EXERCISE DETAILS:
Reproduce the data exactly and drop any pictures it holds.

· · ·

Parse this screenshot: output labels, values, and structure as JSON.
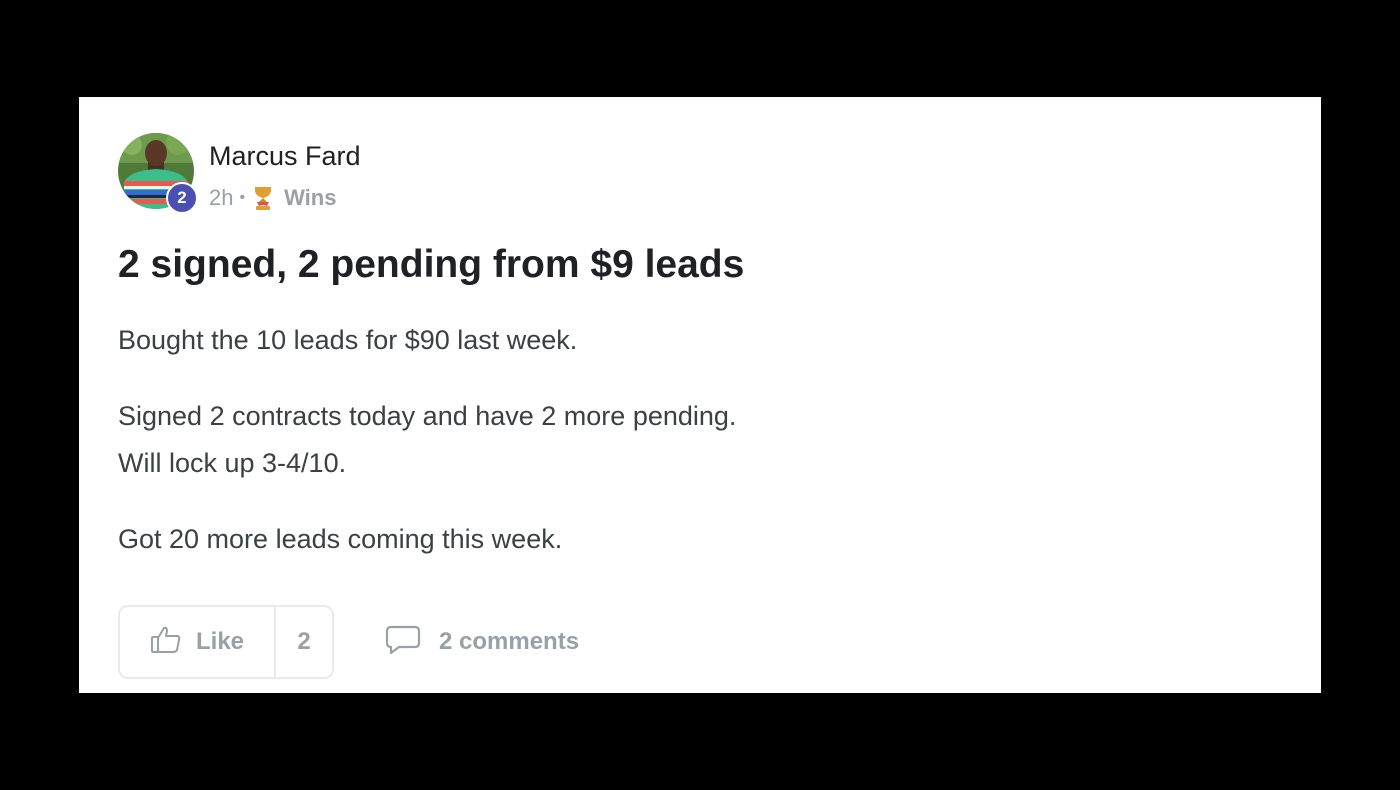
{
  "post": {
    "author": {
      "name": "Marcus Fard",
      "level": "2"
    },
    "meta": {
      "time": "2h",
      "separator": "•",
      "category": "Wins"
    },
    "title": "2 signed, 2 pending from $9 leads",
    "body": [
      "Bought the 10 leads for $90 last week.",
      "Signed 2 contracts today and have 2 more pending.",
      "Will lock up 3-4/10.",
      "Got 20 more leads coming this week."
    ],
    "actions": {
      "like_label": "Like",
      "like_count": "2",
      "comments_label": "2 comments"
    }
  },
  "icons": {
    "category": "trophy-icon",
    "like": "thumbs-up-icon",
    "comments": "speech-bubble-icon"
  },
  "colors": {
    "background": "#000000",
    "card": "#ffffff",
    "level_badge": "#4a4fb3",
    "muted_text": "#9aa0a6",
    "title_text": "#202124",
    "trophy_gold": "#e0a030",
    "trophy_red": "#d9534f"
  }
}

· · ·

SOLUTION BELOW:
Parse this screenshot: output labels, values, and structure as JSON.
{
  "post": {
    "author": {
      "name": "Marcus Fard",
      "level": "2"
    },
    "meta": {
      "time": "2h",
      "separator": "•",
      "category": "Wins"
    },
    "title": "2 signed, 2 pending from $9 leads",
    "body": [
      "Bought the 10 leads for $90 last week.",
      "Signed 2 contracts today and have 2 more pending.",
      "Will lock up 3-4/10.",
      "Got 20 more leads coming this week."
    ],
    "actions": {
      "like_label": "Like",
      "like_count": "2",
      "comments_label": "2 comments"
    }
  },
  "icons": {
    "category": "trophy-icon",
    "like": "thumbs-up-icon",
    "comments": "speech-bubble-icon"
  },
  "colors": {
    "background": "#000000",
    "card": "#ffffff",
    "level_badge": "#4a4fb3",
    "muted_text": "#9aa0a6",
    "title_text": "#202124",
    "trophy_gold": "#e0a030",
    "trophy_red": "#d9534f"
  }
}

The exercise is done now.